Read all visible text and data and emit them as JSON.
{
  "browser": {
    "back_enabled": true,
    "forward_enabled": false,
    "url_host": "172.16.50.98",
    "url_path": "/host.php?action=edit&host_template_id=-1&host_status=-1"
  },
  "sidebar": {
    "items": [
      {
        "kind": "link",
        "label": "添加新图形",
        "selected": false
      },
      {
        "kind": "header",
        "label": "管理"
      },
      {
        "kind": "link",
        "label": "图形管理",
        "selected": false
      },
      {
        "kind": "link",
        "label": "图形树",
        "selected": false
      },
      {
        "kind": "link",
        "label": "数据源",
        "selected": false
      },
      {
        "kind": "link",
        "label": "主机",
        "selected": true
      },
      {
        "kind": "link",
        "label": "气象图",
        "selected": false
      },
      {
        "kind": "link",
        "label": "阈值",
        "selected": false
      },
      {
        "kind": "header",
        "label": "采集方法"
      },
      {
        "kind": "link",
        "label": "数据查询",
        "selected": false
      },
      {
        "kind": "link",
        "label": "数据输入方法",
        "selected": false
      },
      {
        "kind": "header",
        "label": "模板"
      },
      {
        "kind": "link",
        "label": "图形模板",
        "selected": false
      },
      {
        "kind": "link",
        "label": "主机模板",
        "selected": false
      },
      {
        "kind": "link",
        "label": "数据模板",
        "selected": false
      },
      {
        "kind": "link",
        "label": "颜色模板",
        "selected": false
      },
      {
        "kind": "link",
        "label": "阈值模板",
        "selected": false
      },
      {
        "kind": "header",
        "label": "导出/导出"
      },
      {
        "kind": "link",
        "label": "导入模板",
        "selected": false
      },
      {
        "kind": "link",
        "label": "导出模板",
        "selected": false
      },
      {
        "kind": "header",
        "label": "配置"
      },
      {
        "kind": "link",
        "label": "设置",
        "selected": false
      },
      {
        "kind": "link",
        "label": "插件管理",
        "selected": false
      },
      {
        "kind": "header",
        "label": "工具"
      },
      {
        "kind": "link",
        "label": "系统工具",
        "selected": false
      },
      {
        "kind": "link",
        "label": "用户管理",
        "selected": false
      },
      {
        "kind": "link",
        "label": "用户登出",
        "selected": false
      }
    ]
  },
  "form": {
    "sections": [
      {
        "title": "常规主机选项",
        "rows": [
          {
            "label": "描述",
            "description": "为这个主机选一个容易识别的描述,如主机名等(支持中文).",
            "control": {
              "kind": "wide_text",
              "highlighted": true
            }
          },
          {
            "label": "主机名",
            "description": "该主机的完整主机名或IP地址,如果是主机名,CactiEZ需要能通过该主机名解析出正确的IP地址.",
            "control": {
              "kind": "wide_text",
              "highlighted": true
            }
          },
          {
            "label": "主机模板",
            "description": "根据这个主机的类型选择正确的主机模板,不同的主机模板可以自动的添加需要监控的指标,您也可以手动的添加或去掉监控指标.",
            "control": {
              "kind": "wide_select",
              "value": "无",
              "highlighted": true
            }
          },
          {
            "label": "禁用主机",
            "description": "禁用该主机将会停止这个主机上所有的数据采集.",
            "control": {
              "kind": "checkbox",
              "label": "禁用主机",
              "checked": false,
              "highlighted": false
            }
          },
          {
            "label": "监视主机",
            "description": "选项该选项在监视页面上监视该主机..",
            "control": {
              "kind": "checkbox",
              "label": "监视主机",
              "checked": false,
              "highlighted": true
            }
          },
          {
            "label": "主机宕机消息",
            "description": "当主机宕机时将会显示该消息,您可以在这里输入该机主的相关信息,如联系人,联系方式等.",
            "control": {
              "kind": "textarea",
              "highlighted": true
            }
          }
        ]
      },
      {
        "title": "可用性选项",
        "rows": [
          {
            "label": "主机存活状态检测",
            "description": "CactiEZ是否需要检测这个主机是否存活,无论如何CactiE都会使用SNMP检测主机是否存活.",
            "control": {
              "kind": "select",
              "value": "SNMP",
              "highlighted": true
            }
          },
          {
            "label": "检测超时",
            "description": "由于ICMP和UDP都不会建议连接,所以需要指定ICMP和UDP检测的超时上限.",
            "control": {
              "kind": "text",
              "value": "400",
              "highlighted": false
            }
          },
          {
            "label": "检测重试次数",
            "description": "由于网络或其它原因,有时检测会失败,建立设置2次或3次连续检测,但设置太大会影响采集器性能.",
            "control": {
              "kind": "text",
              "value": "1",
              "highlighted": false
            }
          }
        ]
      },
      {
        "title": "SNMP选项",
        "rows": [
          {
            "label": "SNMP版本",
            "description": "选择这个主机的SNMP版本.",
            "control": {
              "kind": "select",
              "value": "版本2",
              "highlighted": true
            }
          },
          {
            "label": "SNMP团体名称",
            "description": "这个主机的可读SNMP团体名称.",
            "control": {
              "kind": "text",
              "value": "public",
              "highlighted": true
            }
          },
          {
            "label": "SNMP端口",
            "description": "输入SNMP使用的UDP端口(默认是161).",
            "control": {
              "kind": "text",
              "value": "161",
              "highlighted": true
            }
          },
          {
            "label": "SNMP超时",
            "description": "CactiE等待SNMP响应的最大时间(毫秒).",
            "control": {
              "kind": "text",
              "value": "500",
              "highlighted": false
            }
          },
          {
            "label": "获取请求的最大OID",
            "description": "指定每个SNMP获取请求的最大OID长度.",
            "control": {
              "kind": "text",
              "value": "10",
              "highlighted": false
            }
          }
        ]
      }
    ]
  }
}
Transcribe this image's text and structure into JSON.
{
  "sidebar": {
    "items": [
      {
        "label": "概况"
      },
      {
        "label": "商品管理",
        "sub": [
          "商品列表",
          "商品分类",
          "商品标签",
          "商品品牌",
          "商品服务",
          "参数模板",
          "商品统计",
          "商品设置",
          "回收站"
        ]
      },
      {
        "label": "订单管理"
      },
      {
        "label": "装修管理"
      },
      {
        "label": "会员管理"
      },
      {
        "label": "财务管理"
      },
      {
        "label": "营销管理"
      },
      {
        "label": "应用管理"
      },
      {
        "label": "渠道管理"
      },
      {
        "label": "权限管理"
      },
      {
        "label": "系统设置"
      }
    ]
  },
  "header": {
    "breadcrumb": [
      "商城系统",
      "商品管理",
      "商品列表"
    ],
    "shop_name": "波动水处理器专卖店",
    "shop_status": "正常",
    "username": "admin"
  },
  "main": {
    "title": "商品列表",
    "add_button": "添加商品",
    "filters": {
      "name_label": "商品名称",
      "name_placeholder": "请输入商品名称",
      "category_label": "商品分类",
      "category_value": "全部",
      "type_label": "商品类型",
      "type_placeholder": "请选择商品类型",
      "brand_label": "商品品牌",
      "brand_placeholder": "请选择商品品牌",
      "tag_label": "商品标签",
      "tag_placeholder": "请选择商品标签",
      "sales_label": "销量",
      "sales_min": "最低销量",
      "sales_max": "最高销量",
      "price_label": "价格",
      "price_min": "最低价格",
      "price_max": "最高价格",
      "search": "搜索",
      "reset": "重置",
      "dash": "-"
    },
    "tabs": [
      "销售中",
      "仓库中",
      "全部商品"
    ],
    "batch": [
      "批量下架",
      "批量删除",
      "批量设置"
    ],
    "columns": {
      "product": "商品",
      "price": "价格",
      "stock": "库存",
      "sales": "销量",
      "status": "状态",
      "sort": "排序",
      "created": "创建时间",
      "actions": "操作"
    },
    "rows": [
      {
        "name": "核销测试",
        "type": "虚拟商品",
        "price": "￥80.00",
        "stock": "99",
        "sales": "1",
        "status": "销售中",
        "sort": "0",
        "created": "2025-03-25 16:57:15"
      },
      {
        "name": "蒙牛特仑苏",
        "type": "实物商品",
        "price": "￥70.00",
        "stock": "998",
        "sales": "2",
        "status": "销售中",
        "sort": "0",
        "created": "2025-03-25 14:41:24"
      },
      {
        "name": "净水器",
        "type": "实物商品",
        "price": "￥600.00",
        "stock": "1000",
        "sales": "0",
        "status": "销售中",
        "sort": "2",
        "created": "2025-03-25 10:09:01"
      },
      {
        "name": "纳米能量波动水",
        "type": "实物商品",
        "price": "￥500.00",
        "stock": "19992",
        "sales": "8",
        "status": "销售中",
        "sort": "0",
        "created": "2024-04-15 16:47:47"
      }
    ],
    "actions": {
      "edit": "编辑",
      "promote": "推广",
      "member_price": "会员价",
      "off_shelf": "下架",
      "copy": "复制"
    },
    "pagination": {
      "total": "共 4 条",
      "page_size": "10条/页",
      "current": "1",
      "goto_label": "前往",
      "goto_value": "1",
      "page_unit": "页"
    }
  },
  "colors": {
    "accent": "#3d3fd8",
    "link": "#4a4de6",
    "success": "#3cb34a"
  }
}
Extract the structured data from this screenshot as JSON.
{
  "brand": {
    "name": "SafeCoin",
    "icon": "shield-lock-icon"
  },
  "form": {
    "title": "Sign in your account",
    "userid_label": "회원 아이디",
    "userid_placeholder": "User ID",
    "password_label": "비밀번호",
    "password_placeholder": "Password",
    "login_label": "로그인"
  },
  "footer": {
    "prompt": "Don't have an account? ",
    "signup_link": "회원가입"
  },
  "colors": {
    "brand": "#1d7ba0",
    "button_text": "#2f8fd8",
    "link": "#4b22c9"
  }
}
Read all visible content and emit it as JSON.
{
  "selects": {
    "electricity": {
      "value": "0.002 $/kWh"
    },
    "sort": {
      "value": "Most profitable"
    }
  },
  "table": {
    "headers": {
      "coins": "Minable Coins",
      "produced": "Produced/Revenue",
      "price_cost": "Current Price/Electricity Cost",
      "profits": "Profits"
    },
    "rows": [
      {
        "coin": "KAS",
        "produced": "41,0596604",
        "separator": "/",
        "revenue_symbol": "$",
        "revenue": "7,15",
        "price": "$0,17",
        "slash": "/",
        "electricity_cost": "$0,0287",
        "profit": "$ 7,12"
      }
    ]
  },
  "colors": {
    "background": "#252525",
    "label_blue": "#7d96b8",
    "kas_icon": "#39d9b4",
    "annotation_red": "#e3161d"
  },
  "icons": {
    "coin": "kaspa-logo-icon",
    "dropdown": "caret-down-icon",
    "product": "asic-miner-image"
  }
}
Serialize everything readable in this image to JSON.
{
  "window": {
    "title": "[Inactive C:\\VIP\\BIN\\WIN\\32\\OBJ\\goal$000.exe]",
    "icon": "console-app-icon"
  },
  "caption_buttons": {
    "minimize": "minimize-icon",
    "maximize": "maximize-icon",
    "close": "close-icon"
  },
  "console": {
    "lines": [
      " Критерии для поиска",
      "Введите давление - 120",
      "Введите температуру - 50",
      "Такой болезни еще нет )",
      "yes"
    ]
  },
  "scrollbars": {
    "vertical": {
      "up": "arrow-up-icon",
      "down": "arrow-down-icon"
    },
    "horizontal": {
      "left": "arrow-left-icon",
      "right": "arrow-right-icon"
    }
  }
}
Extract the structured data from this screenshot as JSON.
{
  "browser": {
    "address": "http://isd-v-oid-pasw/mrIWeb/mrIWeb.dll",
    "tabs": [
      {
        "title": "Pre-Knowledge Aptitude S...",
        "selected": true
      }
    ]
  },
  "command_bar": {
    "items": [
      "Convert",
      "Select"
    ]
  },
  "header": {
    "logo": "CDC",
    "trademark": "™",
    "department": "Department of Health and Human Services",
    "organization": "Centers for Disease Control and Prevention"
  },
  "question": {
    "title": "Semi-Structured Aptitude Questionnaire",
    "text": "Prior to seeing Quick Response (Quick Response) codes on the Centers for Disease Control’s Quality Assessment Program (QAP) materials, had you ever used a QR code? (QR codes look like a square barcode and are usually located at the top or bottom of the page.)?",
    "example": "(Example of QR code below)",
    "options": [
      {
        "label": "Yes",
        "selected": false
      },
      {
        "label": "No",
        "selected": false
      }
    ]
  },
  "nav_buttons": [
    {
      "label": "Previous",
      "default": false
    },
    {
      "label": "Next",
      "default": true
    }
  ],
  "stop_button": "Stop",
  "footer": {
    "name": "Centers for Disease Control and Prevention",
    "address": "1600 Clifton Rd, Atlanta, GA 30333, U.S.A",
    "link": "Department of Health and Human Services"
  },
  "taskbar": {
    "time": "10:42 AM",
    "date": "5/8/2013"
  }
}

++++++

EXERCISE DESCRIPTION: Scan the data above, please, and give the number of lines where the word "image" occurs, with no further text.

RESULT FOR THIS TASK: 3